It’s hard, for me anyway, to discuss anything in Romans without it coming across like a theology lesson. Well, it is a theology lesson, but it’s very practical theology. I can testify that it can become very personally real as well.

Paul tells us we have peace with God through Christ—whether we feel like it or not. It’s an outcome of the very nature of God. God expelled sinners from the Garden of Eden and chased them from his presence, but not before he told them of his plans to redeem them from sin.

In Wesleyan terms, prevenient grace started right then and there.… Read the rest

Dwelling in the secret place

“He who dwells in the secret place of the Most High shall abide under the shadow of the Almighty.” — Psalm 91:1 (NKJV)

The secret place of the Most High means nothing less than the inner sanctum of the heavenly temple, and the shadow of the Almighty is located between the wings of the cherubim on the ark of the covenant. What does it mean to dwell there?

In the natural, I have had several dwelling places, including dorm rooms, apartments, and houses. In every case, I have been able to visit other people’s dwellings, but my own dwelling is always different.… Read the rest

Where is joy?

“You have made known to me the paths of life; you will fill me with joy in your presence, with eternal pleasures at your right hand.” — Psalm 16:11 (NIV)

As I write this, the New Orleans Saints just won the Super Bowl. That fills their fans with joy. We all know what it means to realize a hoped-for outcome, especially if for any reason success was ever in doubt.

Everyone but team members, though, only observed the Super Bowl win and the season leading up to it. We did not experience it. The rest of us must now return to our own realities, which may seem grim and threatening.… Read the rest

Judgment and grace even for Nineveh

The prophet Nahum decreed destruction for the Assyrian capital of Nineveh.

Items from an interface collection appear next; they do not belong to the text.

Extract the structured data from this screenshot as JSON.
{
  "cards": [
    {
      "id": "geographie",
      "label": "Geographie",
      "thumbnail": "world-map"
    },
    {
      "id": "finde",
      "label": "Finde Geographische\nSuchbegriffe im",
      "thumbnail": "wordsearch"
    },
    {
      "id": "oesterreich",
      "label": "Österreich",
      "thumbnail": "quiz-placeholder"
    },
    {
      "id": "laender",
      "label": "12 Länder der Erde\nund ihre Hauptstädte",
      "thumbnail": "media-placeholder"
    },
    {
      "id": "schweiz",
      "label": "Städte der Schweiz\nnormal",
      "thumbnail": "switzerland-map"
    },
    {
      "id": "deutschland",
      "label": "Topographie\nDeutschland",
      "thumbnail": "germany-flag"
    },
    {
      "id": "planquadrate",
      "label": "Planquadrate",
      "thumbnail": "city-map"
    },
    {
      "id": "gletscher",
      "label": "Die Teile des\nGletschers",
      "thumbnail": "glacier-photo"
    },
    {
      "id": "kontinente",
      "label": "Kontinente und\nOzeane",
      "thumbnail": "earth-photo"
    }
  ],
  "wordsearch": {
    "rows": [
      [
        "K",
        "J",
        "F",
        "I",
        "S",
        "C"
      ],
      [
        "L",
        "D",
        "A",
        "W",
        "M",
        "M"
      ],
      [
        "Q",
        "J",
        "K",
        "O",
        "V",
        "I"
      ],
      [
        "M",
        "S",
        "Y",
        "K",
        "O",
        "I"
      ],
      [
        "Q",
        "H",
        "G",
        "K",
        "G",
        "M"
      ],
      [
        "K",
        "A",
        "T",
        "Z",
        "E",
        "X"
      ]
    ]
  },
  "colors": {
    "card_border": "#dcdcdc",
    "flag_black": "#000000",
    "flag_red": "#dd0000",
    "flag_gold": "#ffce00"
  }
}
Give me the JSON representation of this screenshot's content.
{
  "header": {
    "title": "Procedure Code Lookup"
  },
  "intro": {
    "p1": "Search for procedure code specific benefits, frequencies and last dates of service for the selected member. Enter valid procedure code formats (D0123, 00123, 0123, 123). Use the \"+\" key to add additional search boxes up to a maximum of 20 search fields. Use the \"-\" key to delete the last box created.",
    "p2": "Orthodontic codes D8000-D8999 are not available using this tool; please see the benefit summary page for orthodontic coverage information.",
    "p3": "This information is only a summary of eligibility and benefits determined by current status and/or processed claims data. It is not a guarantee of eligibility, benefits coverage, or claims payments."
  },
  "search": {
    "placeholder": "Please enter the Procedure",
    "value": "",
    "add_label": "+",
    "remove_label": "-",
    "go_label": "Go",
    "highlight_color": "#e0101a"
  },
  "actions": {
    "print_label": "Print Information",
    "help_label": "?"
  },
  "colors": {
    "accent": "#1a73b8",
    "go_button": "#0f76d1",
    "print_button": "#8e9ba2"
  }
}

At that time, Assyria ruled the entire Middle East, including Egypt. Only the kingdom of Judah, ruled by King Josiah, remained independent.

We learn from Jonah’s experience that God loved Nineveh, but his patience has limits. The Assyrians, at his direction, had destroyed the kingdom of Israel and resettled all its people. God chose them as his instrument of judgment on Israel, but did not tolerate their cruel pride and arrogance. So he destroyed them, but only after a prophetic warning.

Here is a prophecy directed not at God’s chosen people, but an enemy state who only knew enough about him to hold him in contempt.… Read the rest